Conservative Shadow Culture Secretary, John Whittingdale, defended the Union:



'... despite assurances to the contrary, fears remain that the Bill may well cover many events such as wedding receptions, private parties, the demonstration of musical instruments, the provision of rehearsal rooms, even carol singing—and, as was pointed out by my hon. Friend the Member for Totnes (Mr. Steen), wassailing. The Minister has sought to dismiss such claims as scare-mongering and a "pernicious lying campaign" by the Musicians Union. I am glad to note that he [Kim Howells] recognises his own words. But while he may give assurances that the Bill does not cover such events, a large body of legal opinion has advised the Musicians Union and others that it will have exactly those effects. We are pleased that the Government have now said that they are prepared to sit down with the Musicians Union and others whom the Bill will affect and look at it again.
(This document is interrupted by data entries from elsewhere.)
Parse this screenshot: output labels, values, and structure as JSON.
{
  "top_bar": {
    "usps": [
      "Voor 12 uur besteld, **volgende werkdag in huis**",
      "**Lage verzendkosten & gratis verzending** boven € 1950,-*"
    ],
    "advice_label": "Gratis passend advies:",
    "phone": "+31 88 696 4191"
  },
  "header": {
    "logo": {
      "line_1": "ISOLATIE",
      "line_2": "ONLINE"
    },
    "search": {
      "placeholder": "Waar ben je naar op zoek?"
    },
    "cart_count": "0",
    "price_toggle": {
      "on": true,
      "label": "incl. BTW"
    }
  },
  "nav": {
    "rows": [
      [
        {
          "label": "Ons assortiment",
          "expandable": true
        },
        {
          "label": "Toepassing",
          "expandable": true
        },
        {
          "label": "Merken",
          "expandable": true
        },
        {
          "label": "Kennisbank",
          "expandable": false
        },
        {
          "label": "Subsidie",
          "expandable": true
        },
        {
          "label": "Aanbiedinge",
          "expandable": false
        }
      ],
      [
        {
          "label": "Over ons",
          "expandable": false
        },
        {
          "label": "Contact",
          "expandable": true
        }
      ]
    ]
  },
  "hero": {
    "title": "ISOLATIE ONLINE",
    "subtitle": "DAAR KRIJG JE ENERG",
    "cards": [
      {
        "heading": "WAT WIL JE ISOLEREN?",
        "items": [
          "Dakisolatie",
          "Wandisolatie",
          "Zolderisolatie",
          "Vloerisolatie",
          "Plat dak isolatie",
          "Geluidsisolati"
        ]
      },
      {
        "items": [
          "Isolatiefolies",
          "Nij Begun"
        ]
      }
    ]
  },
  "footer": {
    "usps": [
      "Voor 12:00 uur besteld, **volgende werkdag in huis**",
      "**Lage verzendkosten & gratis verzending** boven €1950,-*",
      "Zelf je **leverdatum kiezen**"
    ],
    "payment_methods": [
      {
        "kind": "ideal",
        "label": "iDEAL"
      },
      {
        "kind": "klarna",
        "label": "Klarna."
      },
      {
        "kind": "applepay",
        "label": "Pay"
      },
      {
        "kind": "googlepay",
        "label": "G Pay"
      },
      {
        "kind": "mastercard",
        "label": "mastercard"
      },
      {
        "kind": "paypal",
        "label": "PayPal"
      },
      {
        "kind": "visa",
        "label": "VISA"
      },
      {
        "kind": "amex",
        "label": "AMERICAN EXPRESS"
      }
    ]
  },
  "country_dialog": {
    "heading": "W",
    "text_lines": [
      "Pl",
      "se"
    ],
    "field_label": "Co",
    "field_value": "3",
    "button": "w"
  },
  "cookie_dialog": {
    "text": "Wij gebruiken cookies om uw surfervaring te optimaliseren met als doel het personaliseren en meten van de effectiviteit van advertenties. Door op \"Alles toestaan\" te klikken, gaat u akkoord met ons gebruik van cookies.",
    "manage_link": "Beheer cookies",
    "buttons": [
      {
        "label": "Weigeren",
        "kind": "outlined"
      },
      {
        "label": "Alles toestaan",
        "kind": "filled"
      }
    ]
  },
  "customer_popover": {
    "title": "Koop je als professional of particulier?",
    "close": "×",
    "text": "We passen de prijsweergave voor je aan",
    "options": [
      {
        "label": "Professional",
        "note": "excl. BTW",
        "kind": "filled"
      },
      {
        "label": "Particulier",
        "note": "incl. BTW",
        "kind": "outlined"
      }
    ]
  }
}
I hope that that will lead to further Government amendments to prevent any possible doubt that the Minister's assurances are supported by the Bill, but if they are not forthcoming, we will not hesitate to table our own amendments.'



Mr Whittingdale also said that having consulted 30 licensees in his constituency on whether they would 'tick the box' to obtain a public entertainment licence, none said that they would. Worryingly, a similar reaction was reported by Liberal Democrat Shadow Culture Minister, Nick Harvey.



Mr Whittingdale also commented on the exemption for broadcast entertainment: 'On the point that the Government seem to consider that live performance poses such dangers that it requires a licence, whereas the televised screening of a soccer match or a concert poses no dangers, the Minister [Kim Howells] said on Radio 1 a couple of months ago that in 14 years as an MP he had never received a complaint about a folk group or anybody else playing acoustic music, but that he had had lots of complaints about loud televisions and loud piped music. It therefore seems extraordinary that he proposes to regulate the former but to exempt the latter.'



Mr Whittingdale added that the Conservatives would defend their small events exemption amendment in the Lords if the Government overturned it in the Commons.



Several other MPs spoke in favour of live music and the small events exemption, including David Heath (Lib Dem, Somerton & Frome), and Bob Blizzard (Lab, Waveney).



Mr Blizzard said: 'Small, live venues are a serious issue if we are to avoid that monoculture of mass entertainment...'. He added: 'I am very pleased with the idea behind the Lords amendment that grants exemption to live music at small events and premises up to 11.30 pm, as it is an attempt to deal with the issue. If I understand why my hon. Friend cannot support that measure, I hope that he will find an alternative way forward that satisfies the concerns of those small premises. I hope not only that he will meet the Musicians Union, but that he will be willing to receive a delegation from the all-party jazz appreciation group in the House to work through some of those issues.'



David Heath said: 'All acoustic performances should be exempt from the provisions, as they are not capable of causing the nuisance that the Bill attempts to remedy. Whether we limit numbers or types of performance is a matter of opinion, but there should be a threshold below which the full licensing provisions do not apply. We need to examine the transitional arrangements, as well as the licence variations, which are a significant barrier. If a licensee does not initially apply for an entertainment licence but wants one at a later stage, it could prove too costly for them to countenance and we could thus eventually see a contraction in the number of live venues. I genuinely believe that the Government are listening to some of the points that have been made. Some of us have been accused of scaremongering, but any scares that I have mongered were manufactured in the Department for Culture, Media and Sport. The more that the Minister can allay fear by changing the precise terms of the Bill and by what he includes in the regulations and guidance, the more he will receive my support. The measure would then be genuinely deregulatory. I commend the Minister on listening, but I am worried that there will be backsliding from the position established in another place.'